To complement these tables, we had checklists for complex tasks. For example, we used checklists in the engineering group for deploying code (see example below), in the customer support group for account provisioning and so on.
- Review code diff between master and production branches
- Run full test suite to verify all tests are passing
- Merge master into production branch
- Push production branch to Github
- Deploy code
- After deploy finishes, manually test app is running as expected
To complement your SOPs, it is essential to have task or project management tools in place; some popular tools today include Asana, Basecamp and Trello.
While SOPs address expectations and instructions, task management tools are good for daily and weekly task assignment and status.
Tasks management tools enable the staff to operate asynchronously without having to meet, email or text about every task. On the flip side, they can also be great for weekly team or one-to-one meetings to review who’s working on what.
We used Trello extensively at Big Universe by creating boards for each group (e.g. Product, Marketing, Support) with task “swimlanes” named In Progress, Next Up and so on; this was a great way to see what someone is working on versus having to ask them or requiring weekly status reports.
Imagine having information for every department at your fingertips, on any device, 24/7!
Dashboards are great for measuring KPIs to ensure everything is running as expected, without having to ask anyone. For example, you could use CRM dashboards to see how your sales team is doing, website monitoring tools to ensure users can access everything fast, marketing software to see cost per lead and support dashboards to ensure customer issues are being addressed.
At Big Universe, we used dashboards for almost every department. For sales, we used our CRM to track metrics such as calls, emails, conversations, demos, quotes, and closed won/lost. For engineering, we used website monitoring tools to track requests per minute, response time, and more.
Google G Suite
I’ve been an early adopter of G Suite (formerly Google Apps), since about 2008. Given G Suite’s fast growing user base, there’s a good chance you might be a user.
According to Wikipedia:
“G Suite is a suite of cloud computing, productivity and collaboration tools, software and products developed by Google Cloud, first launched on August 28, 2006 as Google Apps for Your Domain. G Suite comprises Gmail, Hangouts, Calendar, and Currents for communication; Drive for storage; Docs, Sheets, Slides, Keep, Forms, and Sites for productivity and collaboration; and, depending on the plan, an Admin panel and Vault for managing users and the services.”
I’m a huge fan of doing as much through a desktop web browser and mobile apps as possible, so G Suite fits perfectly in my life. I love its desktop and mobile apps, collaboration features, lightweight feel, adaptability to any device, and so much more.

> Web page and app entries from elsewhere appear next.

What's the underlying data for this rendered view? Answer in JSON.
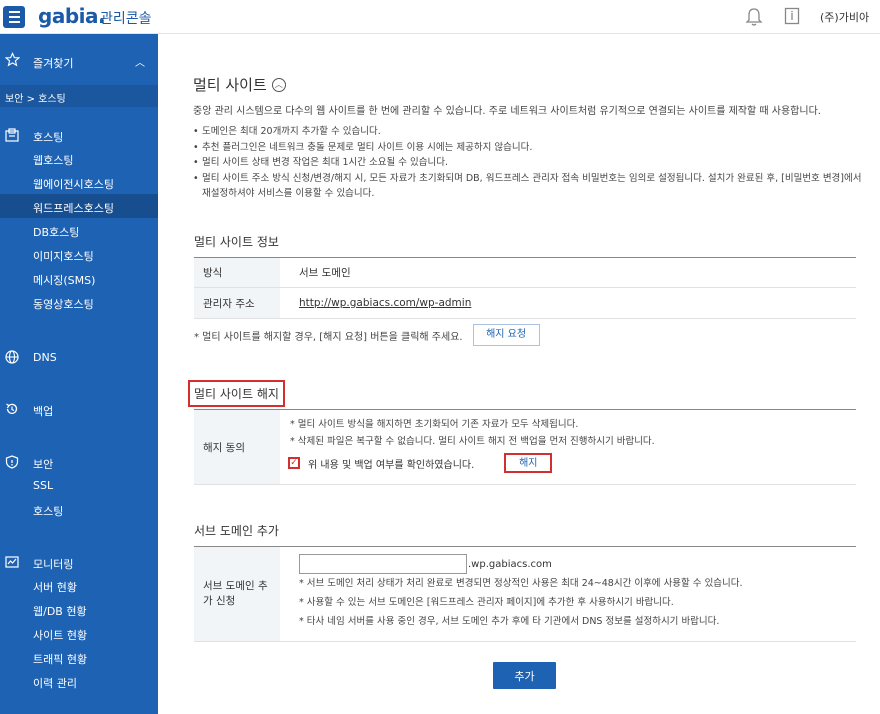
{
  "header": {
    "logo": "gabia.",
    "logo_sub": "관리콘솔",
    "user": "(주)가비아"
  },
  "sidebar": {
    "favorites": "즐겨찾기",
    "breadcrumb": "보안 > 호스팅",
    "sections": [
      {
        "label": "호스팅",
        "items": [
          "웹호스팅",
          "웹에이전시호스팅",
          "워드프레스호스팅",
          "DB호스팅",
          "이미지호스팅",
          "메시징(SMS)",
          "동영상호스팅"
        ],
        "active": 2
      },
      {
        "label": "DNS",
        "items": []
      },
      {
        "label": "백업",
        "items": []
      },
      {
        "label": "보안",
        "items": [
          "SSL",
          "호스팅"
        ]
      },
      {
        "label": "모니터링",
        "items": [
          "서버 현황",
          "웹/DB 현황",
          "사이트 현황",
          "트래픽 현황",
          "이력 관리"
        ]
      }
    ]
  },
  "page": {
    "title": "멀티 사이트",
    "description": "중앙 관리 시스템으로 다수의 웹 사이트를 한 번에 관리할 수 있습니다. 주로 네트워크 사이트처럼 유기적으로 연결되는 사이트를 제작할 때 사용합니다.",
    "bullets": [
      "도메인은 최대 20개까지 추가할 수 있습니다.",
      "추천 플러그인은 네트워크 충돌 문제로 멀티 사이트 이용 시에는 제공하지 않습니다.",
      "멀티 사이트 상태 변경 작업은 최대 1시간 소요될 수 있습니다.",
      "멀티 사이트 주소 방식 신청/변경/해지 시, 모든 자료가 초기화되며 DB, 워드프레스 관리자 접속 비밀번호는 임의로 설정됩니다. 설치가 완료된 후, [비밀번호 변경]에서 재설정하셔야 서비스를 이용할 수 있습니다."
    ]
  },
  "info": {
    "title": "멀티 사이트 정보",
    "method_label": "방식",
    "method_value": "서브 도메인",
    "admin_label": "관리자 주소",
    "admin_value": "http://wp.gabiacs.com/wp-admin",
    "note": "* 멀티 사이트를 해지할 경우, [해지 요청] 버튼을 클릭해 주세요.",
    "cancel_request": "해지 요청"
  },
  "cancel": {
    "title": "멀티 사이트 해지",
    "label": "해지 동의",
    "notes": [
      "* 멀티 사이트 방식을 해지하면 초기화되어 기존 자료가 모두 삭제됩니다.",
      "* 삭제된 파일은 복구할 수 없습니다. 멀티 사이트 해지 전 백업을 먼저 진행하시기 바랍니다."
    ],
    "confirm": "위 내용 및 백업 여부를 확인하였습니다.",
    "button": "해지"
  },
  "subdomain": {
    "title": "서브 도메인 추가",
    "label": "서브 도메인 추가 신청",
    "suffix": ".wp.gabiacs.com",
    "input_value": "",
    "notes": [
      "* 서브 도메인 처리 상태가 처리 완료로 변경되면 정상적인 사용은 최대 24~48시간 이후에 사용할 수 있습니다.",
      "* 사용할 수 있는 서브 도메인은 [워드프레스 관리자 페이지]에 추가한 후 사용하시기 바랍니다.",
      "* 타사 네임 서버를 사용 중인 경우, 서브 도메인 추가 후에 타 기관에서 DNS 정보를 설정하시기 바랍니다."
    ],
    "add_button": "추가"
  }
}
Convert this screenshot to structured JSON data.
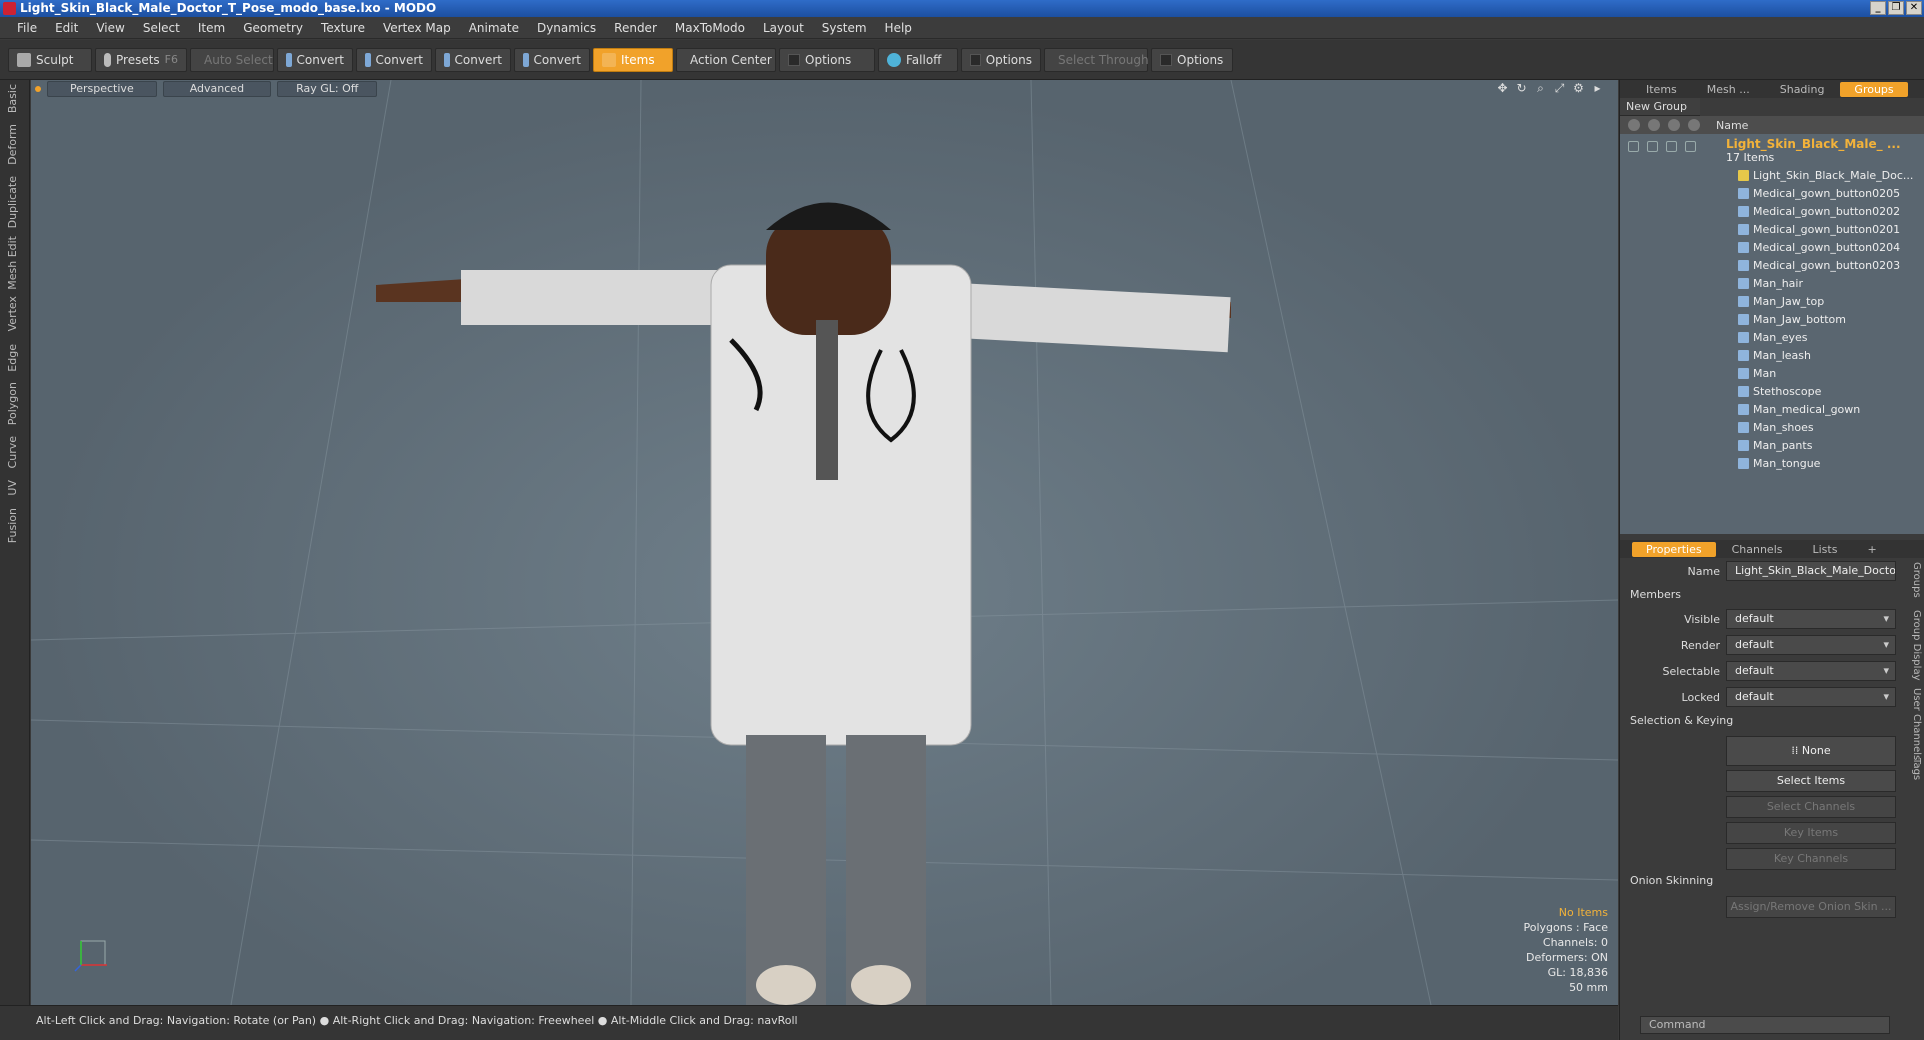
{
  "window": {
    "title": "Light_Skin_Black_Male_Doctor_T_Pose_modo_base.lxo - MODO"
  },
  "menu": [
    "File",
    "Edit",
    "View",
    "Select",
    "Item",
    "Geometry",
    "Texture",
    "Vertex Map",
    "Animate",
    "Dynamics",
    "Render",
    "MaxToModo",
    "Layout",
    "System",
    "Help"
  ],
  "toolbar": {
    "sculpt": "Sculpt",
    "presets": "Presets",
    "presets_key": "F6",
    "auto_select": "Auto Select",
    "convert1": "Convert",
    "convert2": "Convert",
    "convert3": "Convert",
    "convert4": "Convert",
    "items": "Items",
    "action_center": "Action Center",
    "options1": "Options",
    "falloff": "Falloff",
    "options2": "Options",
    "select_through": "Select Through",
    "options3": "Options"
  },
  "left_tabs": [
    "Basic",
    "Deform",
    "Duplicate",
    "Mesh Edit",
    "Vertex",
    "Edge",
    "Polygon",
    "Curve",
    "UV",
    "Fusion"
  ],
  "viewport": {
    "view": "Perspective",
    "shading": "Advanced",
    "raygl": "Ray GL: Off",
    "info": {
      "items": "No Items",
      "polygons": "Polygons : Face",
      "channels": "Channels: 0",
      "deformers": "Deformers: ON",
      "gl": "GL: 18,836",
      "lens": "50 mm"
    }
  },
  "status": "Alt-Left Click and Drag: Navigation: Rotate (or Pan) ● Alt-Right Click and Drag: Navigation: Freewheel ● Alt-Middle Click and Drag: navRoll",
  "panel": {
    "tabs": [
      "Items",
      "Mesh ...",
      "Shading",
      "Groups"
    ],
    "new_group": "New Group",
    "name_col": "Name",
    "group_name": "Light_Skin_Black_Male_ ...",
    "group_count": "17 Items",
    "items": [
      "Light_Skin_Black_Male_Doc...",
      "Medical_gown_button0205",
      "Medical_gown_button0202",
      "Medical_gown_button0201",
      "Medical_gown_button0204",
      "Medical_gown_button0203",
      "Man_hair",
      "Man_Jaw_top",
      "Man_Jaw_bottom",
      "Man_eyes",
      "Man_leash",
      "Man",
      "Stethoscope",
      "Man_medical_gown",
      "Man_shoes",
      "Man_pants",
      "Man_tongue"
    ]
  },
  "props": {
    "tabs": [
      "Properties",
      "Channels",
      "Lists",
      "+"
    ],
    "name_label": "Name",
    "name_value": "Light_Skin_Black_Male_Doctor_T",
    "members": "Members",
    "visible_label": "Visible",
    "visible": "default",
    "render_label": "Render",
    "render": "default",
    "selectable_label": "Selectable",
    "selectable": "default",
    "locked_label": "Locked",
    "locked": "default",
    "sel_keying": "Selection & Keying",
    "none": "None",
    "select_items": "Select Items",
    "select_channels": "Select Channels",
    "key_items": "Key Items",
    "key_channels": "Key Channels",
    "onion": "Onion Skinning",
    "assign_onion": "Assign/Remove Onion Skin ...",
    "command": "Command",
    "side_tabs": [
      "Groups",
      "Group Display",
      "User Channels",
      "Tags"
    ]
  }
}
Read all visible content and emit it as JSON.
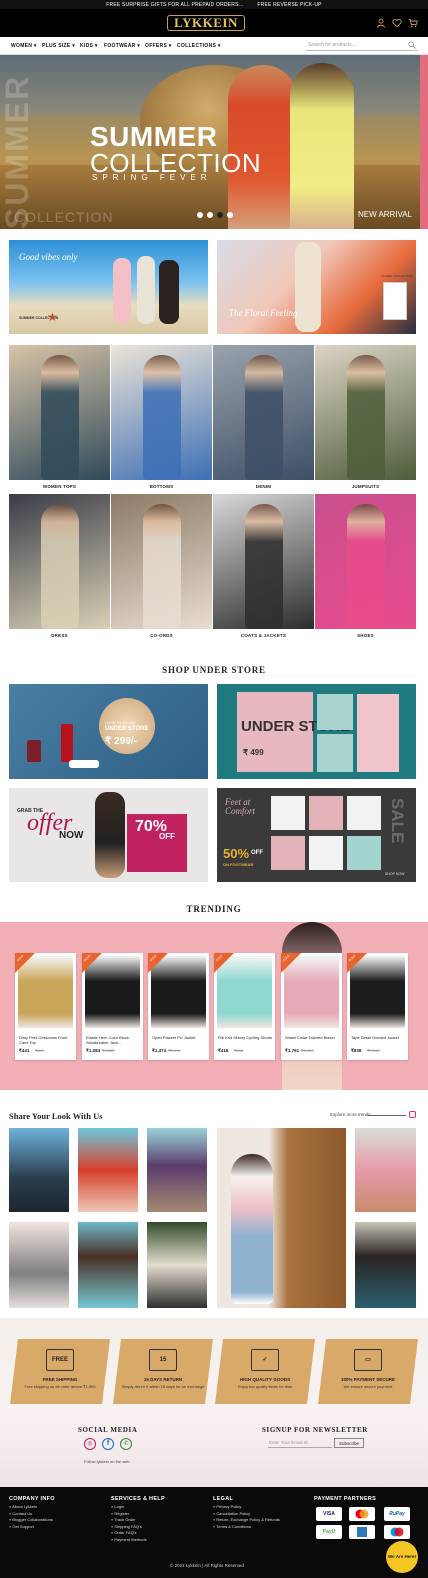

Having been an avid user of Microsoft Office on the desktop for nearly two decades, I’m convinced G Suite is the future. As of March 2020, according to Google search, G Suite had 2 billion users.
Think about this simple fact: Most schools in the US (and I’m guessing overseas) are using G Suite — this is our future workforce.
Remote work isn’t a new concept but technology has advanced significantly in the past few years, which has enabled effective working by elevating phone and paper based to video and cloud based communications.
Leveraging remote tools and processes enables companies to operate effectively and fosters a better work-life balance culture, by being able to work from anywhere in the world.